Engaging three man play by Tim Cook tells the story of newlyweds Adam (Christopher Adams) & Eve (Jeannie Dickinson) who move to the countryside, leaving the city behind for good. They buy a house, begin a family and live happily ever after... But when Adam is suspended from his job as an English teacher and accusations are made by one of his pupils, Nikki (Anuschka Rapp), the couple are forced to question how well they really know each other.
Directed by Paul Macauley and written by Tim Cook, the play is topical to the age we live in; having to show political correctness towards everything. The wit is quick and terrifically well rehearsed, leaving the small audience intensely silent when witnessing believable arguments between the couple. The hour long piece could contrast this by slowing down at points, to show the anxiety of the suffocating situation the 'high school sweethearts' are going through. However, it flows like a gorgeous wine and there are no points of nothingness.
It begins in a non linear fashion, and a tremendous sense of 'did he do it? Or did he not?' culminates throughout, such as when Eve reads the text messages that allegedly rallied back and forth between Adam and Nikki and doesn't mention who said what, until the final twist. The connection between Adams, who studied at RADA, and Dickinson, Exeter University, is remarkable and they play off each other incredibly well. Rapp, Brit School for Performing Arts, finds joy in toying with both of them, hiding behind her innocent yet deceitful side.

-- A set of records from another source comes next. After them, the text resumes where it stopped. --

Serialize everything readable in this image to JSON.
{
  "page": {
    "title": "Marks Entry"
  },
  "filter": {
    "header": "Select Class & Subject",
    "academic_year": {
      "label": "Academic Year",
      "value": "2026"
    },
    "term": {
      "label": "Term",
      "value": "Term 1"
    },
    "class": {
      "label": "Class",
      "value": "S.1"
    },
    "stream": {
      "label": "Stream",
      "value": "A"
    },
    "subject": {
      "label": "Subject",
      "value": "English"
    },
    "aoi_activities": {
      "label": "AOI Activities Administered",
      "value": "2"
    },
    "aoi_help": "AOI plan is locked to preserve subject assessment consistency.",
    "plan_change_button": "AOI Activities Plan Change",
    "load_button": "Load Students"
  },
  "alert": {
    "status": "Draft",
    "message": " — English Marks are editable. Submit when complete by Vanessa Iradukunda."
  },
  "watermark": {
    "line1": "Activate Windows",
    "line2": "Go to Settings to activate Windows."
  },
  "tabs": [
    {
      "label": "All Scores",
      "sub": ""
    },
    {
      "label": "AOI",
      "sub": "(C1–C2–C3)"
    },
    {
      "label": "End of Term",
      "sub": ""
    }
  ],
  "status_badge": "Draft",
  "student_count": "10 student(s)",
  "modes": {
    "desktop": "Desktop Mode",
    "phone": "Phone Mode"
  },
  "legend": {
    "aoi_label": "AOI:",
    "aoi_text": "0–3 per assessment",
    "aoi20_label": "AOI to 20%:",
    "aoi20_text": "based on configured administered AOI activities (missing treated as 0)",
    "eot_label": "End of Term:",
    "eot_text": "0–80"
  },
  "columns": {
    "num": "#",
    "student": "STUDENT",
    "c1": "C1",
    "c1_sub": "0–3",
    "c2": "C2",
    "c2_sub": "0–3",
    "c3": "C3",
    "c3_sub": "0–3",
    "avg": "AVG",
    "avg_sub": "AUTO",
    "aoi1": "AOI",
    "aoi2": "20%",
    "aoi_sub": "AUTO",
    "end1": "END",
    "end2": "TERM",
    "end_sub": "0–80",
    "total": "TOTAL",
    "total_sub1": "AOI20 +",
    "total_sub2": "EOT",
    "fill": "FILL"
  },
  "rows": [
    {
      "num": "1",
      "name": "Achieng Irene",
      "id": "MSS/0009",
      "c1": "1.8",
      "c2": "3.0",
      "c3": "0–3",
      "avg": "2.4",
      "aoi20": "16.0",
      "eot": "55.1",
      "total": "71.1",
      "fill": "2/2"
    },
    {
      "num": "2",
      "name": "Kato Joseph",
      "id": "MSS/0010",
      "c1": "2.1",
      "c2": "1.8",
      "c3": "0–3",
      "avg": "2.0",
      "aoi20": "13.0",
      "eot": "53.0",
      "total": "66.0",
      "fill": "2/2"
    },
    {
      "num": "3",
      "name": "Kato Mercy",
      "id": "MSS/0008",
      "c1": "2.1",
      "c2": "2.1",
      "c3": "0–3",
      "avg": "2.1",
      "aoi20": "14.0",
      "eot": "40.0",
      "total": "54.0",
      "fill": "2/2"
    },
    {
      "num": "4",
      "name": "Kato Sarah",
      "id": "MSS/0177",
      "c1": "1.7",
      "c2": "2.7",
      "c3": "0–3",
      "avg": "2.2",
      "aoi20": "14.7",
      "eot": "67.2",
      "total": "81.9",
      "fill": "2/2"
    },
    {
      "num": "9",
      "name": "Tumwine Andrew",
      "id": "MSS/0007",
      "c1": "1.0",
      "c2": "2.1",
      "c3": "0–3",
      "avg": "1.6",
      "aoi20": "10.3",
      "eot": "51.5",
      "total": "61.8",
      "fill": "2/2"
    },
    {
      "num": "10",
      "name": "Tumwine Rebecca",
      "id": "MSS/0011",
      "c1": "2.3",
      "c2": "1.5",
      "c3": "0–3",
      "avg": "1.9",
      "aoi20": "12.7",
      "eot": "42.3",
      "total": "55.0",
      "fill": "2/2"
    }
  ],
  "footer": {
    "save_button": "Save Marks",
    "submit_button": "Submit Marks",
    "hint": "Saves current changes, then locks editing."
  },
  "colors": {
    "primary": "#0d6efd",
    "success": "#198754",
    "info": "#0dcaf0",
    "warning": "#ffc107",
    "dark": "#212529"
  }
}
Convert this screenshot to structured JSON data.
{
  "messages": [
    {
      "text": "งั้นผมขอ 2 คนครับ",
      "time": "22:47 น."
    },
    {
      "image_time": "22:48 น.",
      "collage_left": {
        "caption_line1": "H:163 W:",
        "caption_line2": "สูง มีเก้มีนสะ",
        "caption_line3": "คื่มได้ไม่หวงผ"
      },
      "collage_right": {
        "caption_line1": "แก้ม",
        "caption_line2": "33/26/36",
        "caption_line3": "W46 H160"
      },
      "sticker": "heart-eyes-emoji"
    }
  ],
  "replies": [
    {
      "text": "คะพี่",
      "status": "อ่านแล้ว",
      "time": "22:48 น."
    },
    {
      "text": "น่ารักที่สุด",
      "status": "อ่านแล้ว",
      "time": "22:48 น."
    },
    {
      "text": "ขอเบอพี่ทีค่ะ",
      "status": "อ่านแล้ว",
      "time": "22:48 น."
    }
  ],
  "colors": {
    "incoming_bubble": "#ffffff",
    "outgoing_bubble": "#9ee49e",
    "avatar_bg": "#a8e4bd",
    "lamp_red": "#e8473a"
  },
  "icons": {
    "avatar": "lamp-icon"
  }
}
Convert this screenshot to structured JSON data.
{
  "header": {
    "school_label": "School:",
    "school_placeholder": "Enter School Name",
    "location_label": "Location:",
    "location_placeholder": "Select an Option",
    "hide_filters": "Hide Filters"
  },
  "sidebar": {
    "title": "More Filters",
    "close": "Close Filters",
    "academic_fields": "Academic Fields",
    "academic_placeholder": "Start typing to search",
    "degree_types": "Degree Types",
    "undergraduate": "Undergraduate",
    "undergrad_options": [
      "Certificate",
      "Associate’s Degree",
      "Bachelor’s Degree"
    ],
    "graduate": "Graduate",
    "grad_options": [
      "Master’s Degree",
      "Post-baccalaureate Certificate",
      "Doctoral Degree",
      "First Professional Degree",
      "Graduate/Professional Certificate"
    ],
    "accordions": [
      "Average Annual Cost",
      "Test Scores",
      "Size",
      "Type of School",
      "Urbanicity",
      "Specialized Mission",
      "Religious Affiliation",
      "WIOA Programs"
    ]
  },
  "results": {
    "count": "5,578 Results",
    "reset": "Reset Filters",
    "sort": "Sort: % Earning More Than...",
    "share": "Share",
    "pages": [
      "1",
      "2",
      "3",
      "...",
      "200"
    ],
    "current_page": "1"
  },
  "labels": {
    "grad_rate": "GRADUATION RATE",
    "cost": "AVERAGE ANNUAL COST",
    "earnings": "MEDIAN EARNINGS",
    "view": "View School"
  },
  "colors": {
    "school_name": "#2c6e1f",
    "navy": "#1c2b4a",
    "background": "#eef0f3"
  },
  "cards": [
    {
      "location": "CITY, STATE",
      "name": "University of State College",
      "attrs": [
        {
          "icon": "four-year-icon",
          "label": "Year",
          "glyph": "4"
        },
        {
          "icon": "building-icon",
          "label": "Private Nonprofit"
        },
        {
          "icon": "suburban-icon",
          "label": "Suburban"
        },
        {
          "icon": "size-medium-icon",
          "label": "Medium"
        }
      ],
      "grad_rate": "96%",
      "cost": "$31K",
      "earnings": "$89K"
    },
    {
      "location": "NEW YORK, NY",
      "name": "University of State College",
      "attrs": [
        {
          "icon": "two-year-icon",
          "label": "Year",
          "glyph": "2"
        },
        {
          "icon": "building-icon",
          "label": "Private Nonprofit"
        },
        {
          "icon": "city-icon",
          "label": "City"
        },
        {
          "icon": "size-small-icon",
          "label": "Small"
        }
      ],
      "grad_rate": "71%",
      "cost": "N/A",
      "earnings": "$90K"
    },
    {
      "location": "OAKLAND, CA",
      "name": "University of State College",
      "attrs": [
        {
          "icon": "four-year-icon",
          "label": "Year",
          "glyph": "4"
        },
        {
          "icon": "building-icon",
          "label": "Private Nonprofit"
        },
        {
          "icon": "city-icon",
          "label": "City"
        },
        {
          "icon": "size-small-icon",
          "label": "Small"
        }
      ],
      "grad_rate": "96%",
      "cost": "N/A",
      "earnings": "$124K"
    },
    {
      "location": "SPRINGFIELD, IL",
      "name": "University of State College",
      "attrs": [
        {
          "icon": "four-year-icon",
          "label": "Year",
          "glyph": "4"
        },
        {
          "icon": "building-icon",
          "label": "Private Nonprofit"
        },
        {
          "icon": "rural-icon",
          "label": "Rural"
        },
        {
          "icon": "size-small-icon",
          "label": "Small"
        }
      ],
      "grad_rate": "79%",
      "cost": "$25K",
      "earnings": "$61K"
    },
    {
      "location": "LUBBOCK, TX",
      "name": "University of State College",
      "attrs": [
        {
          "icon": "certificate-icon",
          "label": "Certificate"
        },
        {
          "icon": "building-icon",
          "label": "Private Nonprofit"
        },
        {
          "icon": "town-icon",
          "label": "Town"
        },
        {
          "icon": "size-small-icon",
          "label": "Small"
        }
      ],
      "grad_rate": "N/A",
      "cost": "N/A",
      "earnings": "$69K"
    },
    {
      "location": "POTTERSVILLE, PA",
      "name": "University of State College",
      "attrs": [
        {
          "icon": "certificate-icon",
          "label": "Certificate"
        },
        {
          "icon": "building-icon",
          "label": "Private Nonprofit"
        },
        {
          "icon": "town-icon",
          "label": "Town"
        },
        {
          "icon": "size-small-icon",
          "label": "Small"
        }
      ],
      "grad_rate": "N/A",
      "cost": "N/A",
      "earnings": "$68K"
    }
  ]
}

Though the set consists of just three boxes, moved around between scenes to create new locations, the piece is simple and clear and the music, which sounds slightly TRON-esque, captures the eerie essence of the play. The play has many interesting moments and is a successful display from Broken Silence theatre. - Alex Grainger